DATA TO USE START

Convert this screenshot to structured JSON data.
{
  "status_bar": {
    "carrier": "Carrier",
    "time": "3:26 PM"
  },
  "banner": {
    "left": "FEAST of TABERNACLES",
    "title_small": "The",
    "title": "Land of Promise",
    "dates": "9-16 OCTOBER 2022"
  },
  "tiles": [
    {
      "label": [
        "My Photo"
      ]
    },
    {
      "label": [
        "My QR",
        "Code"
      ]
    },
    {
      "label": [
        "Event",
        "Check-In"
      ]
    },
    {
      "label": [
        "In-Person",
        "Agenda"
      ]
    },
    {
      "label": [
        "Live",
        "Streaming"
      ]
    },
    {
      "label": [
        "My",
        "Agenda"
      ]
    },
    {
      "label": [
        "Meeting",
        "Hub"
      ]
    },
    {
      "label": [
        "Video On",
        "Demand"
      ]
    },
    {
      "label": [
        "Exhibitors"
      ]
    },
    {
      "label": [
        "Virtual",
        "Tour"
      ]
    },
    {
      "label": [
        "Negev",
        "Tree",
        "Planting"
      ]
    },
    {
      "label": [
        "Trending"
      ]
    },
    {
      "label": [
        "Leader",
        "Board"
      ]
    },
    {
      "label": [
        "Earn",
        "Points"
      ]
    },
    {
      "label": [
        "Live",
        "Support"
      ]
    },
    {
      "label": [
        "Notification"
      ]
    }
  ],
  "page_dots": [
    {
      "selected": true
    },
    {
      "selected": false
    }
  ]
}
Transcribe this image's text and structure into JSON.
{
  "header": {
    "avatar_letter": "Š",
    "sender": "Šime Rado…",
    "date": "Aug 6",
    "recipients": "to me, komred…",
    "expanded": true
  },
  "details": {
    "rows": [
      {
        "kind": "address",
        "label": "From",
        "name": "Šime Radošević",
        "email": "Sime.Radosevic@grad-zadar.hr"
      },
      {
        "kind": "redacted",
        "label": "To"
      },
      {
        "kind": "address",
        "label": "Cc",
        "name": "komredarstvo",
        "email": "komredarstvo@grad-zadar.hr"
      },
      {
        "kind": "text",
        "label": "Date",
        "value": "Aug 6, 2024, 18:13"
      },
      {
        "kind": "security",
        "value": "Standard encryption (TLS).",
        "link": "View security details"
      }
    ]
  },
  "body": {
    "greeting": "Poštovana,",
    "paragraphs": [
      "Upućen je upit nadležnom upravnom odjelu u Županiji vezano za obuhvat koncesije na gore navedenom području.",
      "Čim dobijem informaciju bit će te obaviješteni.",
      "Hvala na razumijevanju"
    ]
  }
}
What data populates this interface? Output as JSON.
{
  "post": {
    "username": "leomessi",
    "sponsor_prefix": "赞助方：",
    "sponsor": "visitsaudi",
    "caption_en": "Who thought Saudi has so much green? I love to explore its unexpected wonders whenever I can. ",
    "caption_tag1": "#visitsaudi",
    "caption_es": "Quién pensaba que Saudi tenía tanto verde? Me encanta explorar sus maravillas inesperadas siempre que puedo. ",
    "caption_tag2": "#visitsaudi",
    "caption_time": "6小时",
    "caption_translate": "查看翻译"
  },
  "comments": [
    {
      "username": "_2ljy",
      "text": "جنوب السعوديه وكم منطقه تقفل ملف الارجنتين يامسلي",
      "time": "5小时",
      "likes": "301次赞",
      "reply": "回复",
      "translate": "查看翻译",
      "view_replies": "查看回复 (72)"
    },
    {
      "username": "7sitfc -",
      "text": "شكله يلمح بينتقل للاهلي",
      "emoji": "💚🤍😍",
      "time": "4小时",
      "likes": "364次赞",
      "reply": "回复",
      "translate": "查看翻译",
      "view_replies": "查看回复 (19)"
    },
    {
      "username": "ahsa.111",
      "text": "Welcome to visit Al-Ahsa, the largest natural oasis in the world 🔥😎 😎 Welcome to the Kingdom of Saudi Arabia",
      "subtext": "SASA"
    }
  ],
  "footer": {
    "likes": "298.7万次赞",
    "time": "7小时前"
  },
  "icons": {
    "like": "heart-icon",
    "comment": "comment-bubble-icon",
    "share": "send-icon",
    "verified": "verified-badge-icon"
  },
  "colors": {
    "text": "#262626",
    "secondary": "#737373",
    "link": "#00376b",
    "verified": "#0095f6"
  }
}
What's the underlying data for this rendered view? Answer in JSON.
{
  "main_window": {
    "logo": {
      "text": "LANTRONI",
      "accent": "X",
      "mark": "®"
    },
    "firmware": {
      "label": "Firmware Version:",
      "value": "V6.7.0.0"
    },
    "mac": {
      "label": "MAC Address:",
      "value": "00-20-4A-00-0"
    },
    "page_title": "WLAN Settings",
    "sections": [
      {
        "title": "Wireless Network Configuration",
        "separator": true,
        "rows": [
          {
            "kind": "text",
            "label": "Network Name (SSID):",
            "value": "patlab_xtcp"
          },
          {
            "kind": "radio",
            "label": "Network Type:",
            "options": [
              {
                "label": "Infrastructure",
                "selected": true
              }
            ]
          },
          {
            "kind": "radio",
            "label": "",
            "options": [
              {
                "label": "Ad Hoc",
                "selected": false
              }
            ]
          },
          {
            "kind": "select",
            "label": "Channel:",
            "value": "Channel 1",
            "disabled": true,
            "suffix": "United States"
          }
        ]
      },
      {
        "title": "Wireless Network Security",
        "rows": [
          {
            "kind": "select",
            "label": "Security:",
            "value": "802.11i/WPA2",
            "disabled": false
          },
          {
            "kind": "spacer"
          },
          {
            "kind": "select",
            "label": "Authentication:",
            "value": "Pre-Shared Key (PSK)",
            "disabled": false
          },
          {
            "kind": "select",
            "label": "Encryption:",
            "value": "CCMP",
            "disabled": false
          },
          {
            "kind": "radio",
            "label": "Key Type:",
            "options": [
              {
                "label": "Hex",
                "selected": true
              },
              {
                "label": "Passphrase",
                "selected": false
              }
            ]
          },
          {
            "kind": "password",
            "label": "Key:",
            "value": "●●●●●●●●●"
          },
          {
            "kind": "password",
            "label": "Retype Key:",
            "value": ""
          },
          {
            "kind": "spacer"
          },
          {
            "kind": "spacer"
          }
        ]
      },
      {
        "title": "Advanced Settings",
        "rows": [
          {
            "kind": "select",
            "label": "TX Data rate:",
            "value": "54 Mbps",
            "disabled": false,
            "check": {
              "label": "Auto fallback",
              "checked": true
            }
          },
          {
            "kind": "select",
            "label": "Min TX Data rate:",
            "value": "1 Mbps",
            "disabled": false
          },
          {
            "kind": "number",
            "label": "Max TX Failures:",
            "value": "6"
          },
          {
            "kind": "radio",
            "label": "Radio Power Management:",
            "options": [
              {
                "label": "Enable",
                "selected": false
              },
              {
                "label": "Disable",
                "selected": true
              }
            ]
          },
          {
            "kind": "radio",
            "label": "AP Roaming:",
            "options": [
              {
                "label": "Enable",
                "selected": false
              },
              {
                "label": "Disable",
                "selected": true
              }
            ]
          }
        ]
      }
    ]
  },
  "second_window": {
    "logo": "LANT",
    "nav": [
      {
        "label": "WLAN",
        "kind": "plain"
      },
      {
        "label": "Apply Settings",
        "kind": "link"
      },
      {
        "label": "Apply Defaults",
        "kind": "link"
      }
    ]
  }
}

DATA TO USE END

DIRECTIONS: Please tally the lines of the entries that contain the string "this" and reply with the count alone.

TASK OUTPUT: 4